I realize it’s probably nothing, but I think it’s best to be certain about something like this. 

A: I can tell you whether your skull shape should be a concern to you or not, that is a personal judgment. Beauty is in the eye of the beholder so speak…in this case an abnormality is also.

What I do see is a skull shape that has a flat occiput which has resulted in the posterior sagittal ridge area being raised up and sloping downwards toward the forehead. These skull shape issues are all interconnected and they are a well known type of skull abnormality.
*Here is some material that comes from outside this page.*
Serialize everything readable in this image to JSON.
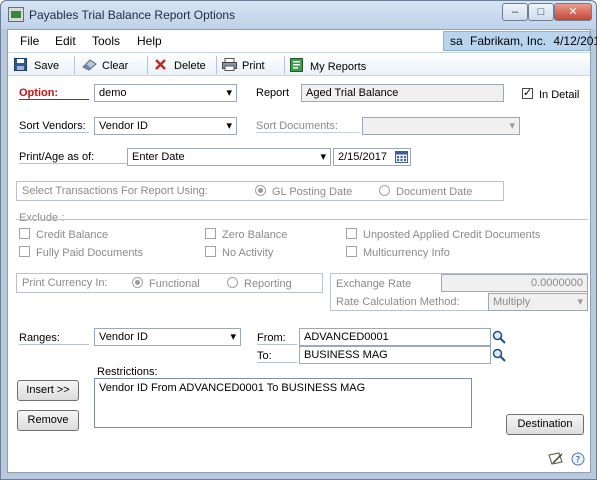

Whether this skull shape should be of concern to you and whether it should be corrected is a personal and aesthetic judgement on your behalf. But it can be done through aesthetic skull reshaping surgery.

Dr. Barry Eppley

Indianapolis, Indiana

How Is Occipital Bone Reduction Done?

Q: Dr. Eppley, I am a 33 year old male and am interested in skull reshaping of the back of my head. (occipital bone reduction) My occipital bone has always been really noticeable. Now I am quite bald it’s even more noticeable now. I often get remarks about it, people tend to touch the back of head to feel it, and I’ve heard people talking about it behind my back. Is it possible to reduce it? I’ve seen a similar case on your webpage.

A: The occipital bone prominence can definitely be reduced. It is only a question of how much and that would be based on the bilaminar thickness of the occipital bone.This is best determined by a simple lateral skull x-ray which will show its entire thickness and the thickness of the outer cortical table of the bone. A tracing of the occipital profile can be done on the x-rays to show what the realistic outcome would be from the procedure in the profile view.

The horizontal prominence of the occipital bone is a very common skull reshaping surgery in my experience. It involves making a small horizontal incision on the back of the head from which the occipital bone is burred down as much as possible. It is usually not possible to over reduce or due too much of an occipital bone reduction.

Dr. Barry Eppley

Indianapolis, Indiana

What Type Of Skull Reshaping Procedure Do I Need?

Q: Dr. Eppley, I was reading the information over skull reshaping in the site and I noticed that the procedures for narrow skulls are usually done with infants or toddlers but my question is if it were anything that could possibly be done to a 20 year male skull? My skull isn’t exactly large but very narrow and long.the reason I’m asking this question although I am aware that this procedure is most common for toddlers is because I research a few before and after pictures on give and I noticed that some of the males appear to be in their mid 30’s or so. I’m praying that anything could be removed or reduced from the front or back of my skull to make it appear at least close to normal if I am fortunate enough to have this procedure done. Please feel free to contact me anytime of the day. Thank you

A: While the most common treatment for a congenital long and narrow skull is complete calvarial remodeling or suturectomy of the sagittal suture, that is for the infant condition known as sagittal craniosynostosis. That type of surgical approach has nothing to do with treating a long and narrow skull in an adult. Such treatments can only focus on camouflage efforts on the outside as the brain is no longer growing and occupies a fixed space on the inside of the cranial ‘box’. Whether these adult efforts at skull reshaping can be done with frontal and occipital bone reduction (which is limited) and/or widening in between the front and the back awaits analysis of your skull shape. PLease send me some pictures of your head at your convenience.

Dr. Barry Eppley

Indianapolis, Indiana